### Your assignment
How many lines in the records below contain the word "Regala"? Answer with the number only.
>>
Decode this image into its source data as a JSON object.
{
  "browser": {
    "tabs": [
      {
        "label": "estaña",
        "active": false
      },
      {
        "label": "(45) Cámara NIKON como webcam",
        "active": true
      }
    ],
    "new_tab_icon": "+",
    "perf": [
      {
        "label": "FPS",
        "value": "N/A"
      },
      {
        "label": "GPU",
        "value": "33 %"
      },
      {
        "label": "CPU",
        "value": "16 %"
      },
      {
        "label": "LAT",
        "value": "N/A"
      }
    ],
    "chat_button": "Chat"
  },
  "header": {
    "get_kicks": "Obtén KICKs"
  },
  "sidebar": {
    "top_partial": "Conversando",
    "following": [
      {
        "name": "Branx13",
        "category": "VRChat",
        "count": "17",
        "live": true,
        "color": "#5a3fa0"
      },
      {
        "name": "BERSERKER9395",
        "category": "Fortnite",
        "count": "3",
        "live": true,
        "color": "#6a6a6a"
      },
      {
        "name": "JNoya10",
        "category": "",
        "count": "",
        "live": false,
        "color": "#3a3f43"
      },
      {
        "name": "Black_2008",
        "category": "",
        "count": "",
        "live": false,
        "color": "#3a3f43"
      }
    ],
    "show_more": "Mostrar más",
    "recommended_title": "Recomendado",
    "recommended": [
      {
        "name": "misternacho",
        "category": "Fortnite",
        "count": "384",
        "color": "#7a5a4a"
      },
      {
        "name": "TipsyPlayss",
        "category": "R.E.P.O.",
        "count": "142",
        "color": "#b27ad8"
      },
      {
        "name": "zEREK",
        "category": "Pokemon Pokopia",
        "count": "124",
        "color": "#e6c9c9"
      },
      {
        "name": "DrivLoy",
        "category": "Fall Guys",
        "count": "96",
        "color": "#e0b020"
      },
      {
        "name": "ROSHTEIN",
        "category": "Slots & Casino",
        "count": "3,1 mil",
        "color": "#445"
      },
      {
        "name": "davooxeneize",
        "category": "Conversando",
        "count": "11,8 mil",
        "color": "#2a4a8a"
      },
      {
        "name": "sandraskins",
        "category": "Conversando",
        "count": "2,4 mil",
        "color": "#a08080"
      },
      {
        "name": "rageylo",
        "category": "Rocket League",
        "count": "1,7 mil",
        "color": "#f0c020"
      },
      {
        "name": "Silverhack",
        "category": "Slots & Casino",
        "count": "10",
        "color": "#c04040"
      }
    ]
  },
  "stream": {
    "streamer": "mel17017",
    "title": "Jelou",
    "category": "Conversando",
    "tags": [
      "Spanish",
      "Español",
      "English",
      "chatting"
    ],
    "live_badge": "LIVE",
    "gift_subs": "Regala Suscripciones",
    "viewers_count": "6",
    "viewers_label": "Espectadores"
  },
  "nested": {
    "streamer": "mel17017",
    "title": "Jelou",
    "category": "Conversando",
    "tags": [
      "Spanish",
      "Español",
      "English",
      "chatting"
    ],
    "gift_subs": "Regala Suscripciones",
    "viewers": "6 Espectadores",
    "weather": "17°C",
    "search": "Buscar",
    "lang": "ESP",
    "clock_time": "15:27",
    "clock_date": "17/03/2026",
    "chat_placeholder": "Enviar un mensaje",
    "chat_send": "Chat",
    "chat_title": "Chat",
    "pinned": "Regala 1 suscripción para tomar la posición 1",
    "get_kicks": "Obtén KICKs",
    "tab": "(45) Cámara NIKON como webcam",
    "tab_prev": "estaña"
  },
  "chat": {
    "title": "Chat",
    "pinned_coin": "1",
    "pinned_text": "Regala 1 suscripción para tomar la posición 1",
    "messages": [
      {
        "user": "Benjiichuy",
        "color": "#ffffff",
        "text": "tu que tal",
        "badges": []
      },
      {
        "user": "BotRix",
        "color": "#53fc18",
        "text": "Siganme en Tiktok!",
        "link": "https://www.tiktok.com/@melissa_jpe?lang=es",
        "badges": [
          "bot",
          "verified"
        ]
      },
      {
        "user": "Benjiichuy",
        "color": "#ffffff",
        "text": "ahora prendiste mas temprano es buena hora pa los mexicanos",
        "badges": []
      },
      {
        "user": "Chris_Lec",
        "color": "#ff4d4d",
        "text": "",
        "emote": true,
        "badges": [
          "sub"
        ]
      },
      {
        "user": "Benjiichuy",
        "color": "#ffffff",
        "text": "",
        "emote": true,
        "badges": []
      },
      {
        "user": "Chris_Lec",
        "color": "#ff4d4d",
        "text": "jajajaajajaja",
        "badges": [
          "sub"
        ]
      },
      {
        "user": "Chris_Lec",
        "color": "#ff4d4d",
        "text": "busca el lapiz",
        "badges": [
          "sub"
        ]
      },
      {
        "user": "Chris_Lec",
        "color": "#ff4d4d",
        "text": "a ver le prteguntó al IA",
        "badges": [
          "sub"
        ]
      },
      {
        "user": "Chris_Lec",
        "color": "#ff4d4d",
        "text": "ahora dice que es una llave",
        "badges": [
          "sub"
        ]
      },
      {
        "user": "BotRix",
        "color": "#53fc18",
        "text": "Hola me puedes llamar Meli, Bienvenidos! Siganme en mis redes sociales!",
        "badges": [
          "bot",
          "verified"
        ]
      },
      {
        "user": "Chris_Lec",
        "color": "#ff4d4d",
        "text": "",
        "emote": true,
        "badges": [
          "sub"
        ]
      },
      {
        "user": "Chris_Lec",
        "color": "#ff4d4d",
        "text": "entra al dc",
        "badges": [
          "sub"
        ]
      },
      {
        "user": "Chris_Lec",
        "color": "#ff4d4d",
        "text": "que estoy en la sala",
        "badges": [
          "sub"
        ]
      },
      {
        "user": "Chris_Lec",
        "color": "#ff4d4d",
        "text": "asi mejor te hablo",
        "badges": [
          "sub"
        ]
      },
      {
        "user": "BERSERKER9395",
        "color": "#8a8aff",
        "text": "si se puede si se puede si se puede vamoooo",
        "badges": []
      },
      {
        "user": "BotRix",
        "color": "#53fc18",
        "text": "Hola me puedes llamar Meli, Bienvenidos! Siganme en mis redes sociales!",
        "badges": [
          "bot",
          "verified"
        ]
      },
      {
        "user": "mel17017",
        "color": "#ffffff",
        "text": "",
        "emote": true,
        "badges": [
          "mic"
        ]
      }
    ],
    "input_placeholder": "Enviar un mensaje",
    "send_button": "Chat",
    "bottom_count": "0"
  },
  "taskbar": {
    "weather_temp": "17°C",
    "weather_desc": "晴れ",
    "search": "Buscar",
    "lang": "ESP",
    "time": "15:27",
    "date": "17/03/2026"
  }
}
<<
### Response area
4